supposed "zero tolerance" for violence, police did  not intervene or
make arrests.

Nor did police respond effectively to the dramatic mid-June shut-down of
Port-au-Prince. On June 19, in a show of force  intended to intimidate
the CEP into confirming erroneous  first-round election results, several
hundred members of pro-Fanmi Lavalas popular organizations erected
barricades of burning tires, logs, and other debris on the city's
roads.   The roadblocks halted nearly all traffic, effectively
confining         most inhabitants to their homes for the day, but the
police  took no action against those responsible.
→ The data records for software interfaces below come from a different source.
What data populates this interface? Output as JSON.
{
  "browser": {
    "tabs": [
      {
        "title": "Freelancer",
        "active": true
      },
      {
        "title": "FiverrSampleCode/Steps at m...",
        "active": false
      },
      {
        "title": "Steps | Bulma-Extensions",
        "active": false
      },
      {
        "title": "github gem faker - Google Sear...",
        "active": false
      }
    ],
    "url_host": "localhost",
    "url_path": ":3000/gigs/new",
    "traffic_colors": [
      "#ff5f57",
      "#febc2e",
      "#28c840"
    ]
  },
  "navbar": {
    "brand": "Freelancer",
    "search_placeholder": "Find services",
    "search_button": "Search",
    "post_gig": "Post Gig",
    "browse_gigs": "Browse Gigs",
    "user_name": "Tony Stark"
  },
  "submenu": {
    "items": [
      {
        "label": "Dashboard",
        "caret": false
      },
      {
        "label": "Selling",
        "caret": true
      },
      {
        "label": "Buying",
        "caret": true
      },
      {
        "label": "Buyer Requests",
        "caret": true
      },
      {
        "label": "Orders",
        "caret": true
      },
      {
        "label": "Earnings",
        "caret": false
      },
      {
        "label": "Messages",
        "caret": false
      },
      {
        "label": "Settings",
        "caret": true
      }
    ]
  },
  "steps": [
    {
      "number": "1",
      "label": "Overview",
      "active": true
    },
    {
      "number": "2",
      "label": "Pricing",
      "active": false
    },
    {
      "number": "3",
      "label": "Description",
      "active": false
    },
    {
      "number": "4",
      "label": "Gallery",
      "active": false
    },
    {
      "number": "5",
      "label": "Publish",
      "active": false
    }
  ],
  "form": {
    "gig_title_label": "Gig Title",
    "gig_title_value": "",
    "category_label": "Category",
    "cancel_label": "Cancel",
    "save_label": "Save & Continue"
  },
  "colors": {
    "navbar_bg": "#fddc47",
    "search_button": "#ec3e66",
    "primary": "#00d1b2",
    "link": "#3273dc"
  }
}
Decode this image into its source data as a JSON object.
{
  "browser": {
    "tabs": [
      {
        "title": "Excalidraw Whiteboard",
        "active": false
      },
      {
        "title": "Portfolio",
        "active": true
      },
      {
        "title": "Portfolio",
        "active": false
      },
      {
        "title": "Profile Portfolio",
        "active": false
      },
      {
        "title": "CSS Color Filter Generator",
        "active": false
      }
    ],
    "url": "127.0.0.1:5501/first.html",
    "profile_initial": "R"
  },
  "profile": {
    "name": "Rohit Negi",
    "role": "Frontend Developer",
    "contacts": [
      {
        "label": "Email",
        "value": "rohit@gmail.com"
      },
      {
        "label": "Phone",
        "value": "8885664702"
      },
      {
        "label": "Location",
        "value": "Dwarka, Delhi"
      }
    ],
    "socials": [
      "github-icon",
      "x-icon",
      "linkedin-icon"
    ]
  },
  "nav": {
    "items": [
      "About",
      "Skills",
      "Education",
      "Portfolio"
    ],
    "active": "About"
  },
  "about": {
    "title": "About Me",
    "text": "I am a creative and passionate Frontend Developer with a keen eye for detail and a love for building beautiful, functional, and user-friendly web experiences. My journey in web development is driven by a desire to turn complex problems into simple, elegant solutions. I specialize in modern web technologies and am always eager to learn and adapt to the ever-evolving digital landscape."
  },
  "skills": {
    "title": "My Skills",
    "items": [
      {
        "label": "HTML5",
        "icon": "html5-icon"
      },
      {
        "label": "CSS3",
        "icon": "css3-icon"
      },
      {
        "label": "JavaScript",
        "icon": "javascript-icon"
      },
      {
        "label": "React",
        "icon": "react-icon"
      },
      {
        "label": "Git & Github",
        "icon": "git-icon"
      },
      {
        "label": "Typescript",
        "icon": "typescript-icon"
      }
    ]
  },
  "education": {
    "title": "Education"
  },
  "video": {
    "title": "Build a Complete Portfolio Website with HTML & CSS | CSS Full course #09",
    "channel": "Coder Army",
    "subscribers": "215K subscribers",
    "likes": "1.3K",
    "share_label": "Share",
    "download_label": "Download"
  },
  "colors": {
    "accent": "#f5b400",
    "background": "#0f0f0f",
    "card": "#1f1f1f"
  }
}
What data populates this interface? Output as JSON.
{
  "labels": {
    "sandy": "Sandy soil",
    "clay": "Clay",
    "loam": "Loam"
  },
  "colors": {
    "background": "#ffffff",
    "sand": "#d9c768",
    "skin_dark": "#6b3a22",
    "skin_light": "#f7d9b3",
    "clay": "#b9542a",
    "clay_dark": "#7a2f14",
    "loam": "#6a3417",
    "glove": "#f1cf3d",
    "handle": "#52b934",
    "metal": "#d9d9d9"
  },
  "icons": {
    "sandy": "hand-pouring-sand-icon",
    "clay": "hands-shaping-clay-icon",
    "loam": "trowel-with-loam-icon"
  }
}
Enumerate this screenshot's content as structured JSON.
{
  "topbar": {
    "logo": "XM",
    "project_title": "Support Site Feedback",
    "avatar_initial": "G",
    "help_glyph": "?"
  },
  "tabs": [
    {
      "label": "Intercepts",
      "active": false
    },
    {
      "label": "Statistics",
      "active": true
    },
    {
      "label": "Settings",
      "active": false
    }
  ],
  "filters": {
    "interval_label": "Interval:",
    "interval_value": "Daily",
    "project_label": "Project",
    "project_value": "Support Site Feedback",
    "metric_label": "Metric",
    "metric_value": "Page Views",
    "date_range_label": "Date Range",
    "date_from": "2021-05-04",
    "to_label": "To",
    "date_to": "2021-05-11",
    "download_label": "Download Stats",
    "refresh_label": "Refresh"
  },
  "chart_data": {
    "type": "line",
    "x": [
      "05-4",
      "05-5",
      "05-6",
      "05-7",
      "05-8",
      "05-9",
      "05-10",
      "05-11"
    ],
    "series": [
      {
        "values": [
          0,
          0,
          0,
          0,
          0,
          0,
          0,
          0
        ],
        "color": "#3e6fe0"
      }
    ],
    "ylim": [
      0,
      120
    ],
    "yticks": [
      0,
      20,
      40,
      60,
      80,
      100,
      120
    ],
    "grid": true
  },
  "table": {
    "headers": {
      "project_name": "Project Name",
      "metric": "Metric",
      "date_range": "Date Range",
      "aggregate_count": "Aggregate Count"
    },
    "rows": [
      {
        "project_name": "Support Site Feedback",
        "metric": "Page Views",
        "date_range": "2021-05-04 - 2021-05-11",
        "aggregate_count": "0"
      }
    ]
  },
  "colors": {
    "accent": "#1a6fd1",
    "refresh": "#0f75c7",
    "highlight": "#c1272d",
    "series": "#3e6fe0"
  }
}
Similar but smaller
protests occurred in other cities.
 In the wake of the May elections, police arrested some   thirty-five
opposition candidates and activists, many of  whom had been involved in
protests against electoral fraud.  Those held included former senator
and candidate for re-election Paul Denis of the Organization of People
in  Struggle (Organisation du Peuple en Lutte, OPL) and four  others
arrested in Les Cayes on May 23. The apparent   political motivations
for these arrests raised serious concerns.

 Human Rights Watch's recommendations are the following:

 Investigate and prosecute all acts of violence.  Thorough
investigations should be made into recent   violent incidents, and those
responsible should face criminal prosecution.

 Strengthen the independence and professionalism of  the Haitian police.
Only qualified and capable persons should be named to the Haitian
National Police,  particular to senior positions. Political affiliation
should  not be a factor when candidates are considered, nor   should
political pressure be used to affect police  actions. Appointments
should be made in a transparent  fashion, and all incoming officers
should receive proper  training.

 The Killing of Jean Dominique

Jean Léopold Dominique, Haiti's most renowned journalist and the
director of Radio Haïti-Inter, was killed on the morning of April 3,
2000. Gunmen ambushed and shot both him and   Jean-Claude Louissant, a
station security guard, in front of  the radio station as the two
arrived at work.  Dominique was a controversial and outspoken figure,
and a    firm defender of the rule of law. He had been forced into
exile   under previous governments because of his critical views, and
his radio station bore the marks of numerous bullet holes  from earlier
 Police arrested several men said to have taken part in the
assassination, one of whom, Jean Wilner Lalane, died in  custody under
suspicious circumstances. After months in      which little progress was
shown, the investigation into the   killings appeared to gather momentum
with the assignment of    Judge Claudy Gassant, who began questioning
and inquiring  into the activities of persons potentially implicated in
the  murder. Yet obstacles to the investigation have recently  arisen.
Senator Dany Toussaint, a popular Fanmi Lavalas  leader whom Dominique
had criticized in a radio broadcast  prior to his death, has reportedly
refused to cooperate with  the judicial investigation. Claiming
parliamentary immunity,  Toussaint has failed to respond to summons
seeking his appearance before Judge Gassant. According to the National
Coalition for Haitian Rights, several  members of the Haitian Senate are
assisting Toussaint in obstructing the investigation. Radio Haiti-Inter,
now run by  Dominique's widow Michèle Montas, suspended its operations
from February 3-5 to protest these actions.
Human Rights Watch strongly supports judicial efforts to   prosecute
those responsible for Dominique's murder. We  note, in this regard, that
the year 2000 witnessed   encouraging steps toward justice. The
successful completion  of two important trials ? of the 1999 Carrefour
Feuilles killings  of eleven people, and of the 1994 Raboteau massacre
?   raises hopes that justice will achieved in the brutal killing of
Jean Dominique.

  Human Rights Watch recommends the following:
Aristide's government must facilitate the full and complete
investigation of Jean Dominique's killing. Judge Claudy Gassant should
be given complete cooperation in his investigation, as well as adequate
material support to carry it out. The Senate should not  obstruct the
investigation in any way.